### WHAT IS REQUIRED
When the string "true" occurs in a line of the listing below, return that line.
————
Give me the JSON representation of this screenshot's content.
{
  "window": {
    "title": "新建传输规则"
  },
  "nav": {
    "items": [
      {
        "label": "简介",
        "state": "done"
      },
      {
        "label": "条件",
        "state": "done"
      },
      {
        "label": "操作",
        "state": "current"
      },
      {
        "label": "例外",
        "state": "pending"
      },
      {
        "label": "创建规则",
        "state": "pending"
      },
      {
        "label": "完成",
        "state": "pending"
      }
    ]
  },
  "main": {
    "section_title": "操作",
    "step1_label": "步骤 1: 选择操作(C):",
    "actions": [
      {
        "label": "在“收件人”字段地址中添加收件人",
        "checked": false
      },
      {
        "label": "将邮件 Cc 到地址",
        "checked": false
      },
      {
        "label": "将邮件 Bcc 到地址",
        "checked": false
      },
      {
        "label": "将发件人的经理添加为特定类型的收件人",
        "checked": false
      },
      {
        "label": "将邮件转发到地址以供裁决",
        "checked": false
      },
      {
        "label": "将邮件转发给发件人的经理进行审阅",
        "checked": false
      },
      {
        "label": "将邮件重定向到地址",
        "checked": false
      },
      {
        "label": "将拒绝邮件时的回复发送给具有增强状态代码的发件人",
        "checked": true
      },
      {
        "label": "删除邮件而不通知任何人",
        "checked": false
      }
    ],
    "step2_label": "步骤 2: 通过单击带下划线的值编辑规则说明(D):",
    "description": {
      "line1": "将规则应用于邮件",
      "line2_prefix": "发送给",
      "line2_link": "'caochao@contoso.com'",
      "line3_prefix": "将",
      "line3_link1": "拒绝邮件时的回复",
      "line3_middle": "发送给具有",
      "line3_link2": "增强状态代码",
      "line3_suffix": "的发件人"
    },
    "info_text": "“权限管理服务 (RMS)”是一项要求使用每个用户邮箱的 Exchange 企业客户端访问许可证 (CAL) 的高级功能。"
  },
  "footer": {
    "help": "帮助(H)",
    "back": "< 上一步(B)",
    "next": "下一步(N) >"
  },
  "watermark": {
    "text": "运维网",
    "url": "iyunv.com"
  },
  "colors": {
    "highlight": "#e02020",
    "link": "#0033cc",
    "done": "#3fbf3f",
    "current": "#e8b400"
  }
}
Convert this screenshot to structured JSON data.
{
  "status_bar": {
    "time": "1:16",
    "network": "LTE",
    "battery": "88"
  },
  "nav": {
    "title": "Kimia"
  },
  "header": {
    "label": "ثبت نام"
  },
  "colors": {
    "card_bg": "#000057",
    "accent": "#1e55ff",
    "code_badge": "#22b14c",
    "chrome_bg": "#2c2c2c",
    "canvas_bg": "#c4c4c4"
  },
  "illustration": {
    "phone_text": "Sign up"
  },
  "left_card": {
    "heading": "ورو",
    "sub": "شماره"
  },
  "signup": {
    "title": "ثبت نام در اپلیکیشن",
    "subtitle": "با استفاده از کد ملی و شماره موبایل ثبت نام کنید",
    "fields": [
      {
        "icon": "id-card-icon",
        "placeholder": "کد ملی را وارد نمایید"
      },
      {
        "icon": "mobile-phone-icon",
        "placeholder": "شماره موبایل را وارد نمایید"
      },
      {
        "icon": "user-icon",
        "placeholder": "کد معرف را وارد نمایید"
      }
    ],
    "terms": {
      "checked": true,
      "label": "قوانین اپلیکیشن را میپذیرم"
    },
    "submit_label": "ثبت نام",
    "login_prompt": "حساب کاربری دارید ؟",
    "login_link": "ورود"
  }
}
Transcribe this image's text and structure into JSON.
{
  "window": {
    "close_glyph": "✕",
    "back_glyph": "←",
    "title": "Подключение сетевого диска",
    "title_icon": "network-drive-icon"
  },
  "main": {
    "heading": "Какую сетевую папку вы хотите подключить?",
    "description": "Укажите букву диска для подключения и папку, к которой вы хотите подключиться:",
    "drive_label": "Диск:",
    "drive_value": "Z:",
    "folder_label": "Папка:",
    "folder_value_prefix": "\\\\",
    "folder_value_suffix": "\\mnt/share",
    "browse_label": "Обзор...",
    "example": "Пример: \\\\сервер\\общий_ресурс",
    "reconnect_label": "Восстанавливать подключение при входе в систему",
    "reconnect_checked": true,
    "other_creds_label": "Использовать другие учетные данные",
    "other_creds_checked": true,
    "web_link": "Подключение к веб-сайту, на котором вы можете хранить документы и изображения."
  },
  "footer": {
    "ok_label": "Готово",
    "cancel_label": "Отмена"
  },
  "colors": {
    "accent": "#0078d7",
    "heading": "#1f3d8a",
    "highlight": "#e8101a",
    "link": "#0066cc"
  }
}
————
### RESULT
        "checked": true
      "checked": true,
    "reconnect_checked": true,
    "other_creds_checked": true,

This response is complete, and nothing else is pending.